Entries provided section start

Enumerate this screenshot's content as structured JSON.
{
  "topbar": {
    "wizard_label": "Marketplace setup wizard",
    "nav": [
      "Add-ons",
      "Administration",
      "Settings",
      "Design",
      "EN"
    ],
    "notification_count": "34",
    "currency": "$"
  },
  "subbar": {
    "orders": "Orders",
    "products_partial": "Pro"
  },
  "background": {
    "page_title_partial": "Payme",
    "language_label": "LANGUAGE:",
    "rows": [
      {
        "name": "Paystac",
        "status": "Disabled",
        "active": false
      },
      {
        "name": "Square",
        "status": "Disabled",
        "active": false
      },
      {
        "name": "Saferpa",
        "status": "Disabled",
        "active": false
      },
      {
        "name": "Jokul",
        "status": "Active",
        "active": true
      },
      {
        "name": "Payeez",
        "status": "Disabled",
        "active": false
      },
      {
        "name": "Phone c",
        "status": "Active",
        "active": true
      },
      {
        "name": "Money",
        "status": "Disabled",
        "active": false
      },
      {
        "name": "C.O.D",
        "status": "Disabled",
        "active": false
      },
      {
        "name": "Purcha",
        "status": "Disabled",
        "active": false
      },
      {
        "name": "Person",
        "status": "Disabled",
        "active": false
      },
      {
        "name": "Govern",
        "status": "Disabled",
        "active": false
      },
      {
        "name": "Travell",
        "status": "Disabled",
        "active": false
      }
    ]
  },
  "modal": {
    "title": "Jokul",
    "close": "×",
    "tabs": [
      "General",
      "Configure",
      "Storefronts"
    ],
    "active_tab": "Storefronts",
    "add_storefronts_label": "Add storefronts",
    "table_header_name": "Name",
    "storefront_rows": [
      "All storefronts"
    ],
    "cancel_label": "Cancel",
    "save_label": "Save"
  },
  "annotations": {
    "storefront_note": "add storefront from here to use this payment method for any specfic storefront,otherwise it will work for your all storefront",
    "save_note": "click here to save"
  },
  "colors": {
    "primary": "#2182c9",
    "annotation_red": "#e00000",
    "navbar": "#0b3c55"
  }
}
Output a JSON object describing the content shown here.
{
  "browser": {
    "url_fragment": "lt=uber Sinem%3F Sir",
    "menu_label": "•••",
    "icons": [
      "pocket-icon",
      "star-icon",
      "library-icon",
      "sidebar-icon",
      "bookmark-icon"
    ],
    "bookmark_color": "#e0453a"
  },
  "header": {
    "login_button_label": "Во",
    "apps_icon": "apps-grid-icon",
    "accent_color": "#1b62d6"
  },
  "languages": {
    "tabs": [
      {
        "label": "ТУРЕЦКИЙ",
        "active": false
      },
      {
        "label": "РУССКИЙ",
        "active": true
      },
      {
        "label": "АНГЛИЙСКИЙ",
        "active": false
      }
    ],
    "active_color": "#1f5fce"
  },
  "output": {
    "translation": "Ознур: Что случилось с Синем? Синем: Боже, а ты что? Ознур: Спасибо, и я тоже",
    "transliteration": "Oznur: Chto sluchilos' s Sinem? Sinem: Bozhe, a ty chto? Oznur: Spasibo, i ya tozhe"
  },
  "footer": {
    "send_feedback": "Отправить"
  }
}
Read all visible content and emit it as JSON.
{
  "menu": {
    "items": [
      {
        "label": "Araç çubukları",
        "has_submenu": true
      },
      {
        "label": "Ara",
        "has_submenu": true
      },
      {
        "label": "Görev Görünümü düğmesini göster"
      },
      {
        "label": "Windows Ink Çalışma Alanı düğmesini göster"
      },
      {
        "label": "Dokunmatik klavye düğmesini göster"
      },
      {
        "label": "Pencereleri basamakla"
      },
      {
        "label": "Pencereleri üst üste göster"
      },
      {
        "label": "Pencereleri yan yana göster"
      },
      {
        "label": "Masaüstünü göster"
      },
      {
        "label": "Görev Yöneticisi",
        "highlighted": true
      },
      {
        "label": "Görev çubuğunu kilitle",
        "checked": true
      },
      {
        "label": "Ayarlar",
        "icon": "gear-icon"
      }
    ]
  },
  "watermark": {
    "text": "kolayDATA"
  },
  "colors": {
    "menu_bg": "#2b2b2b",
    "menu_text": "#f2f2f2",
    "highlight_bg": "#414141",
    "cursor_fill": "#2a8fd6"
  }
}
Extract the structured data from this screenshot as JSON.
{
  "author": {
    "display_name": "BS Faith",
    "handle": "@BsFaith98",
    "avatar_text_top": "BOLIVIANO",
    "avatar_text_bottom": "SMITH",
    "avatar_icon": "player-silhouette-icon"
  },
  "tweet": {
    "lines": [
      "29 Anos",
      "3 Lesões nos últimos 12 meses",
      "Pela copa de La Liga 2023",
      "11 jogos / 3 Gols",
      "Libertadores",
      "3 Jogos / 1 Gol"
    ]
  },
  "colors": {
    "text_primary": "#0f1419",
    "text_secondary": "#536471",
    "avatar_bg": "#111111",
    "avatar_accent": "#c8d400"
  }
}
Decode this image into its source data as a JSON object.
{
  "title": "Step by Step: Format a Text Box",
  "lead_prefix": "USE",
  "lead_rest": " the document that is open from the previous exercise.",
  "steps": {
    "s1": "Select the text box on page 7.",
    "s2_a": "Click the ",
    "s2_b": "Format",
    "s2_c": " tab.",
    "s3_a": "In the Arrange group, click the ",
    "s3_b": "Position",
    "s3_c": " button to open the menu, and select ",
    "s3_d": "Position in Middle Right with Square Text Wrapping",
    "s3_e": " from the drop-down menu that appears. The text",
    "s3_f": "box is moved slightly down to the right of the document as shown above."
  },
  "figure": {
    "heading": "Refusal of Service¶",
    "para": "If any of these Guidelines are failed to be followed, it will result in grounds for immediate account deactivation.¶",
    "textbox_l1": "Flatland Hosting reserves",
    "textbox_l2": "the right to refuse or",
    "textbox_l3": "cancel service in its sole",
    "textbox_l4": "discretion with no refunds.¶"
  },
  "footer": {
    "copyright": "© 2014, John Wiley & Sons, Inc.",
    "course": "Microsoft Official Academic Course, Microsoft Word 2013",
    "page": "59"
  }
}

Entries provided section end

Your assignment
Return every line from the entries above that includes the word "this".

Exercise solution
Enumerate this screenshot's content as structured JSON.
    "storefront_note": "add storefront from here to use this payment method for any specfic storefront,otherwise it will work for your all storefront",
Extract the structured data from this screenshot as JSON.
Decode this image into its source data as a JSON object.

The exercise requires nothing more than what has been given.